Alas, this is far greater than a personal choice but it is, self-evidently, an enormous social question that required to be addressed in many ways by us all
All the best,
Well, not Thatcher’s alcopops generation actually accurately, alcopops was introduced to get them over Thatcher’s E generation, if you get what I mean, low flying aircraft overhead for some, no doubt. Trust me, I know what I am talking about, honest, as here,
Lol, you are too kind!
No but that’s rather encouraging! Obviously I don’t want to catch any STDs when I’m older but I want to retain the ability to catch them!
I expect I’ll still drink then, but the only hard drug I’ll use is viagra… (sorry!)
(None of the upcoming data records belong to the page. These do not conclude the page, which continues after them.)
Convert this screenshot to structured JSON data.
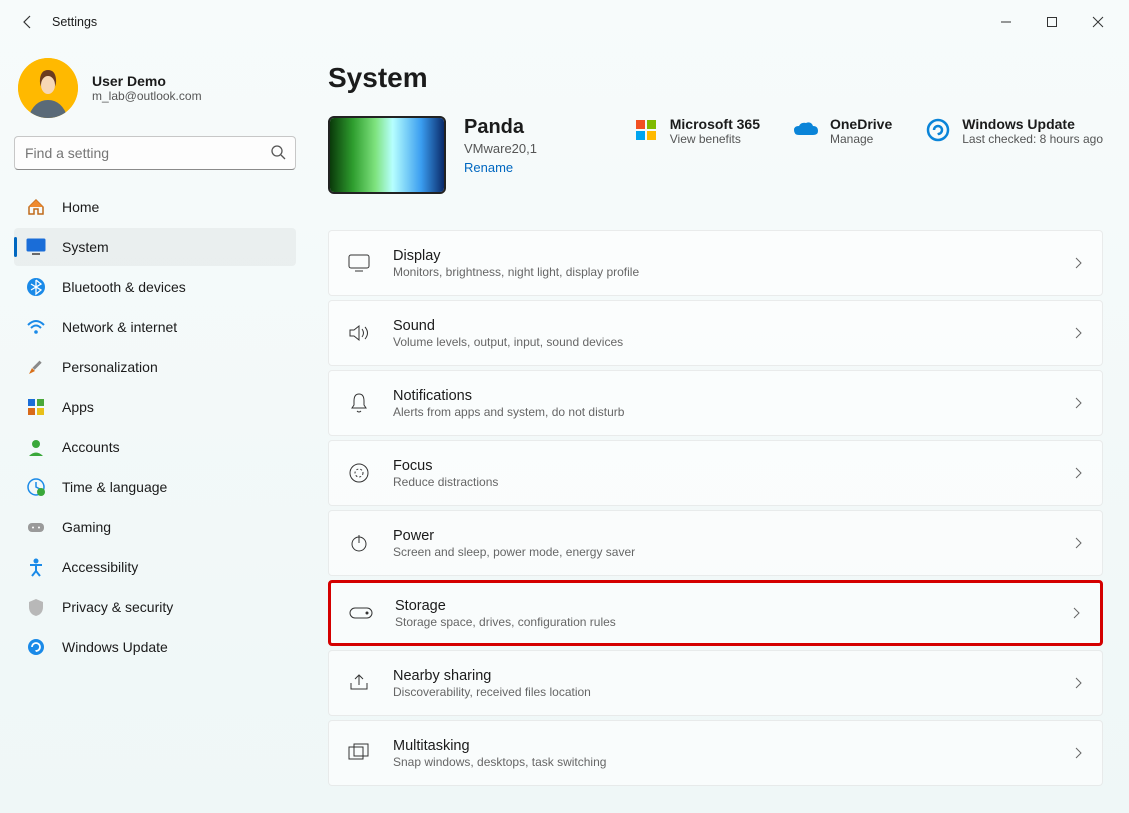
{
  "window": {
    "title": "Settings"
  },
  "user": {
    "name": "User Demo",
    "email": "m_lab@outlook.com"
  },
  "search": {
    "placeholder": "Find a setting"
  },
  "nav": {
    "items": [
      {
        "label": "Home"
      },
      {
        "label": "System"
      },
      {
        "label": "Bluetooth & devices"
      },
      {
        "label": "Network & internet"
      },
      {
        "label": "Personalization"
      },
      {
        "label": "Apps"
      },
      {
        "label": "Accounts"
      },
      {
        "label": "Time & language"
      },
      {
        "label": "Gaming"
      },
      {
        "label": "Accessibility"
      },
      {
        "label": "Privacy & security"
      },
      {
        "label": "Windows Update"
      }
    ]
  },
  "page": {
    "title": "System"
  },
  "device": {
    "name": "Panda",
    "model": "VMware20,1",
    "rename": "Rename"
  },
  "cards": {
    "ms365": {
      "title": "Microsoft 365",
      "sub": "View benefits"
    },
    "onedrive": {
      "title": "OneDrive",
      "sub": "Manage"
    },
    "update": {
      "title": "Windows Update",
      "sub": "Last checked: 8 hours ago"
    }
  },
  "items": [
    {
      "title": "Display",
      "sub": "Monitors, brightness, night light, display profile"
    },
    {
      "title": "Sound",
      "sub": "Volume levels, output, input, sound devices"
    },
    {
      "title": "Notifications",
      "sub": "Alerts from apps and system, do not disturb"
    },
    {
      "title": "Focus",
      "sub": "Reduce distractions"
    },
    {
      "title": "Power",
      "sub": "Screen and sleep, power mode, energy saver"
    },
    {
      "title": "Storage",
      "sub": "Storage space, drives, configuration rules"
    },
    {
      "title": "Nearby sharing",
      "sub": "Discoverability, received files location"
    },
    {
      "title": "Multitasking",
      "sub": "Snap windows, desktops, task switching"
    }
  ]
}
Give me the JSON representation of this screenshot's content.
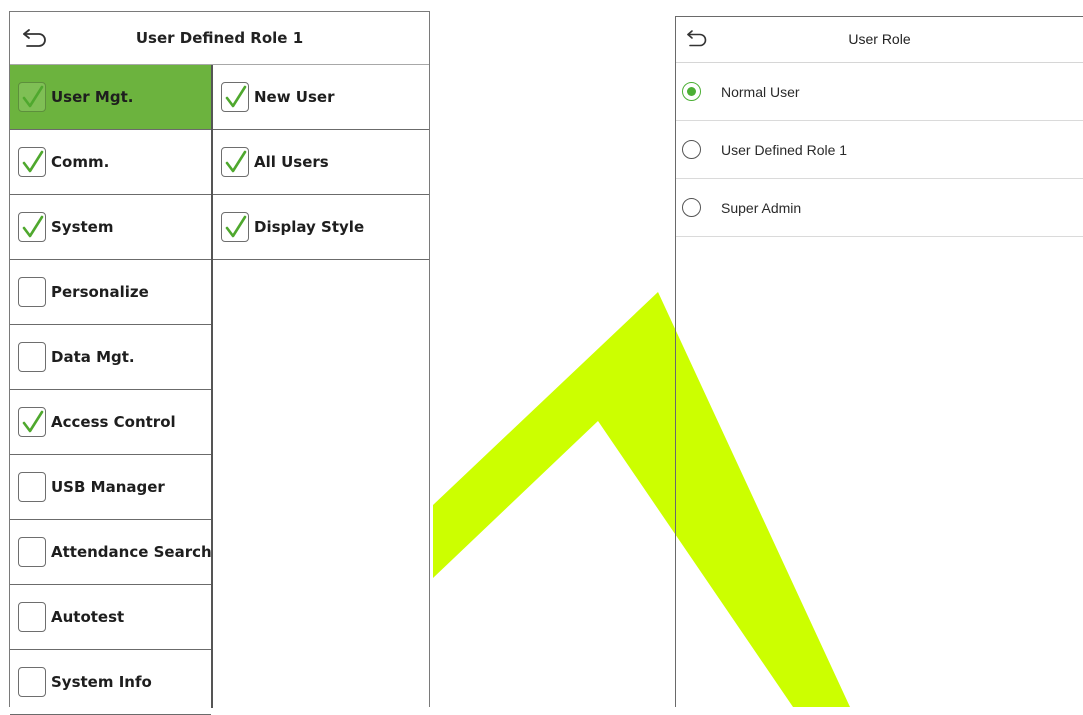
{
  "watermark": {
    "color": "#ccff00"
  },
  "left_panel": {
    "title": "User Defined Role 1",
    "back_icon": "back-arrow-icon",
    "accent": "#6cb33e",
    "menu": [
      {
        "label": "User Mgt.",
        "checked": true,
        "selected": true
      },
      {
        "label": "Comm.",
        "checked": true,
        "selected": false
      },
      {
        "label": "System",
        "checked": true,
        "selected": false
      },
      {
        "label": "Personalize",
        "checked": false,
        "selected": false
      },
      {
        "label": "Data Mgt.",
        "checked": false,
        "selected": false
      },
      {
        "label": "Access Control",
        "checked": true,
        "selected": false
      },
      {
        "label": "USB Manager",
        "checked": false,
        "selected": false
      },
      {
        "label": "Attendance Search",
        "checked": false,
        "selected": false
      },
      {
        "label": "Autotest",
        "checked": false,
        "selected": false
      },
      {
        "label": "System Info",
        "checked": false,
        "selected": false
      }
    ],
    "permissions": [
      {
        "label": "New User",
        "checked": true
      },
      {
        "label": "All Users",
        "checked": true
      },
      {
        "label": "Display Style",
        "checked": true
      }
    ]
  },
  "right_panel": {
    "title": "User Role",
    "back_icon": "back-arrow-icon",
    "roles": [
      {
        "label": "Normal User",
        "selected": true
      },
      {
        "label": "User Defined Role 1",
        "selected": false
      },
      {
        "label": "Super Admin",
        "selected": false
      }
    ]
  }
}
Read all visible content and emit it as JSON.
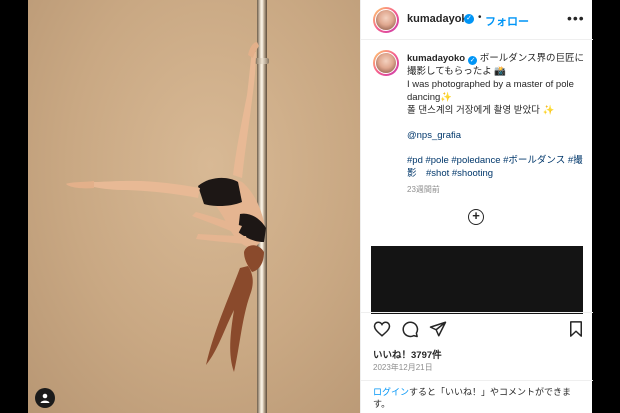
{
  "post": {
    "username": "kumadayoko",
    "verified_mark": "✓",
    "dot": "•",
    "follow_label": "フォロー",
    "more_label": "•••",
    "caption": {
      "line1": "ボールダンス界の巨匠に撮影してもらったよ",
      "line1_emoji": "📸",
      "line2": "I was photographed by a master of pole dancing",
      "line2_emoji": "✨",
      "line3": "폴 댄스계의 거장에게 촬영 받았다",
      "line3_emoji": "✨",
      "mention": "@nps_grafia",
      "hashtags": "#pd #pole #poledance #ボールダンス #撮影　#shot #shooting",
      "time_ago": "23週間前"
    },
    "add_comment_glyph": "+",
    "likes": "いいね！3797件",
    "date": "2023年12月21日",
    "login_prompt": {
      "link": "ログイン",
      "rest": "すると「いいね！」やコメントができます。"
    }
  },
  "colors": {
    "link_blue": "#0095f6",
    "mention_blue": "#00376b",
    "photo_background": "#c9a883",
    "text": "#262626",
    "muted": "#8e8e8e"
  },
  "icons": [
    "heart-icon",
    "comment-icon",
    "share-icon",
    "bookmark-icon",
    "profile-icon",
    "add-comment-icon",
    "verified-icon",
    "more-options-icon"
  ]
}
Right I’ve lowered the tone enough, I’m off to do a bit of “pre-loading”!
Some other signs of a problem:
Having a personal wine cellar.
Having a 1950’s/1960’s bar counter in the front room
Having Davenports “Beer at Home” lorries stopping outside the front door.
(OK the last two are giving my age away and city of youth.)
The first thing that happens when you’re drinking alcohol is that you lie to yourself. You think your level of drinking is OK. You compare yourself to friends who drink more than you.
You always believe you are in control of your drinking – that you do not need to stop and can stop at any time.
You also fail to calculate the true monetary cost of what you drink – often excluding the “socially responsible” taxis, the late night meals and the rest that probably would not be there but for the booze.
Unless the government is prepared to be much firmer with the brewers than they are at the moment we’ll continue to see the profits being privatised but the costs socialised – and where have we seen that before?
Minimum pricing is wrong I tells ya.
If we manage to stop the kids from boozing on a weekend I promise you they will find another way to p*ss us off with their behaviour and consumption. Its their role in society. At least we don’t have to arrest them if we find them in possession of drink – we just have to gaze on them disapprovingly, or pick them up from hospital and tell them what they have already concluded.
I wonder will we see an interesting blog from Alastair regarding lobbying, £250k meetings with Cameron etc – or an even more interesting silence…
Pretty good performance by Ed Balls on Andrew Neil. Neil set the usual traps and Ed walked into them as usual, but he is relaxed now as he realises that only people who understand economics realise what garbage he talks, so politically its a good performance, even if in reality he is a complete shyster.
David Miliband on the other hand put in a very very strong performance on Andrew Marr (rather a lot easier I know) but he was absolutely spot on regarding funding.
I reckon they should have democratic funding. Every voter should be allowed a maximum of £10 to fund the party and that should be all the parties get, no unions, no millionaires.
It was when I found myself seriously considering the notion that Ed Miliband might one day be prime minister that I knew the drinking really had to stop.
Port after dinner arguement. My worry is strength, everything in a pint glass should be below 4%. But saying that, when I was in the Tyrol, beer was top quality, wherever you went. But the wine there was like watered down glue though.
You made some good points there. I did a search on the topic and found most people will agree with your blog.
errr… just in case any one is interested in facts. Alcoholsim is much worse in France than in the UK. You don’t have to believe me, you can look it up on the internet (particularly in women but in men too).